WHAT TO PRODUCE
Each line of the records below needs repeating exactly. Skip the pictures.

·····

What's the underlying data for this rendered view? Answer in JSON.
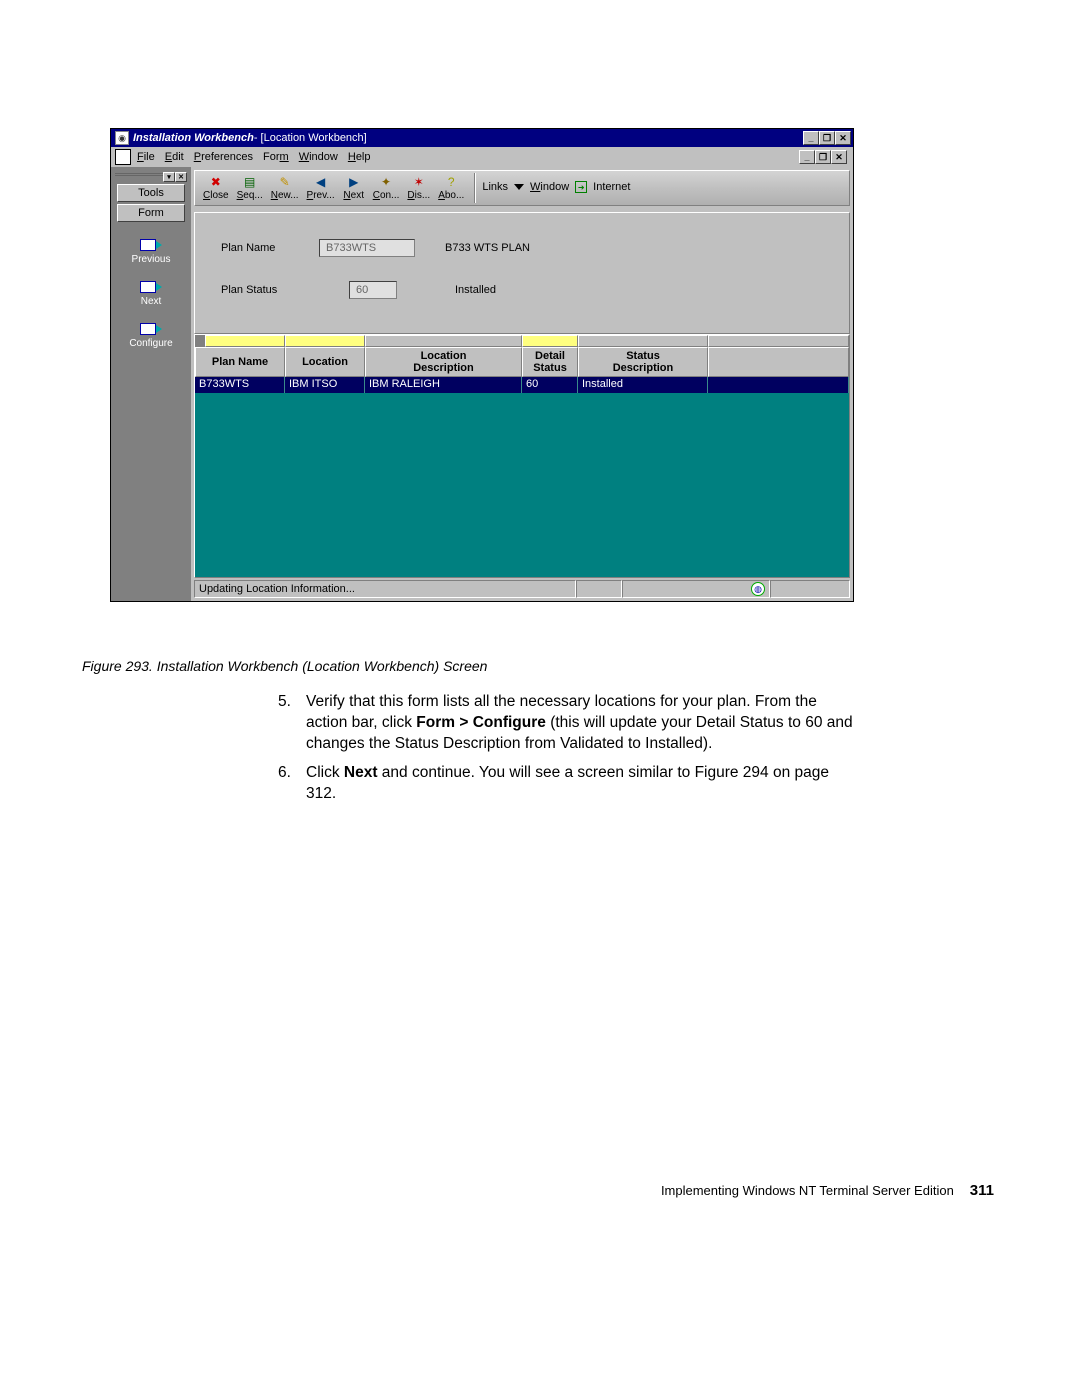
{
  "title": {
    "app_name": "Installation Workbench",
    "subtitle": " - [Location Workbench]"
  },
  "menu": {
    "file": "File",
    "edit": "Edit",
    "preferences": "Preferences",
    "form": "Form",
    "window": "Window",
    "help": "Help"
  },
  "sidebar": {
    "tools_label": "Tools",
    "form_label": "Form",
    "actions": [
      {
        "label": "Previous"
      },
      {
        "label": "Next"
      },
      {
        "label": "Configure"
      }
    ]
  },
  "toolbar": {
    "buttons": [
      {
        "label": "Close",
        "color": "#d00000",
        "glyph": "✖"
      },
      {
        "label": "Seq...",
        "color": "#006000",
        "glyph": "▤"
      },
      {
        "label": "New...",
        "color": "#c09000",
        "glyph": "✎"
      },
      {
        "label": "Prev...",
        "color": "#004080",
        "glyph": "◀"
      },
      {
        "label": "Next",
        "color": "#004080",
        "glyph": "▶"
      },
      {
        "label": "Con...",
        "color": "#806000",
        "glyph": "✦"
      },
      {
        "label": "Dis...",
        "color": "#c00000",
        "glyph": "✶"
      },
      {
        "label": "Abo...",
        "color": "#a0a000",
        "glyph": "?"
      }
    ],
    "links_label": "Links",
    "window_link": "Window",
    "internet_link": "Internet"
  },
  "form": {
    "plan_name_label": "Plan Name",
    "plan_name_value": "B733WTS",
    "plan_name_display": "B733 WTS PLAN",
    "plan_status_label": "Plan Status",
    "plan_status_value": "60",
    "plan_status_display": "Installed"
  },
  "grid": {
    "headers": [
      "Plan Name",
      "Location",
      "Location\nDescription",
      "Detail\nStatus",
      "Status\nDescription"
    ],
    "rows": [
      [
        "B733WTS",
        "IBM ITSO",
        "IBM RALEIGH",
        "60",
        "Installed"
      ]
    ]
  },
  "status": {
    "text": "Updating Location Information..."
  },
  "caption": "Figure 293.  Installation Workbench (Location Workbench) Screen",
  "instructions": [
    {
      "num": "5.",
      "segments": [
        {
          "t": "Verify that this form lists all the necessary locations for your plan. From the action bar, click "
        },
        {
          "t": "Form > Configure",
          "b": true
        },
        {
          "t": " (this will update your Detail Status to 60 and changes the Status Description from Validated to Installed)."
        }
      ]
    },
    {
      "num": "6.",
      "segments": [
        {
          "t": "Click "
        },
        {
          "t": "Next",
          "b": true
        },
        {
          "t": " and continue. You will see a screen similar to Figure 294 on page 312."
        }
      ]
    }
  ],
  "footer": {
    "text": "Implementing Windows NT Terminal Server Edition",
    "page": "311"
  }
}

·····

SOLUTION TO THIS PROBLEM
What's the underlying data for this rendered view? Answer in JSON.
{
  "title": {
    "app_name": "Installation Workbench",
    "subtitle": " - [Location Workbench]"
  },
  "menu": {
    "file": "File",
    "edit": "Edit",
    "preferences": "Preferences",
    "form": "Form",
    "window": "Window",
    "help": "Help"
  },
  "sidebar": {
    "tools_label": "Tools",
    "form_label": "Form",
    "actions": [
      {
        "label": "Previous"
      },
      {
        "label": "Next"
      },
      {
        "label": "Configure"
      }
    ]
  },
  "toolbar": {
    "buttons": [
      {
        "label": "Close",
        "color": "#d00000",
        "glyph": "✖"
      },
      {
        "label": "Seq...",
        "color": "#006000",
        "glyph": "▤"
      },
      {
        "label": "New...",
        "color": "#c09000",
        "glyph": "✎"
      },
      {
        "label": "Prev...",
        "color": "#004080",
        "glyph": "◀"
      },
      {
        "label": "Next",
        "color": "#004080",
        "glyph": "▶"
      },
      {
        "label": "Con...",
        "color": "#806000",
        "glyph": "✦"
      },
      {
        "label": "Dis...",
        "color": "#c00000",
        "glyph": "✶"
      },
      {
        "label": "Abo...",
        "color": "#a0a000",
        "glyph": "?"
      }
    ],
    "links_label": "Links",
    "window_link": "Window",
    "internet_link": "Internet"
  },
  "form": {
    "plan_name_label": "Plan Name",
    "plan_name_value": "B733WTS",
    "plan_name_display": "B733 WTS PLAN",
    "plan_status_label": "Plan Status",
    "plan_status_value": "60",
    "plan_status_display": "Installed"
  },
  "grid": {
    "headers": [
      "Plan Name",
      "Location",
      "Location\nDescription",
      "Detail\nStatus",
      "Status\nDescription"
    ],
    "rows": [
      [
        "B733WTS",
        "IBM ITSO",
        "IBM RALEIGH",
        "60",
        "Installed"
      ]
    ]
  },
  "status": {
    "text": "Updating Location Information..."
  },
  "caption": "Figure 293.  Installation Workbench (Location Workbench) Screen",
  "instructions": [
    {
      "num": "5.",
      "segments": [
        {
          "t": "Verify that this form lists all the necessary locations for your plan. From the action bar, click "
        },
        {
          "t": "Form > Configure",
          "b": true
        },
        {
          "t": " (this will update your Detail Status to 60 and changes the Status Description from Validated to Installed)."
        }
      ]
    },
    {
      "num": "6.",
      "segments": [
        {
          "t": "Click "
        },
        {
          "t": "Next",
          "b": true
        },
        {
          "t": " and continue. You will see a screen similar to Figure 294 on page 312."
        }
      ]
    }
  ],
  "footer": {
    "text": "Implementing Windows NT Terminal Server Edition",
    "page": "311"
  }
}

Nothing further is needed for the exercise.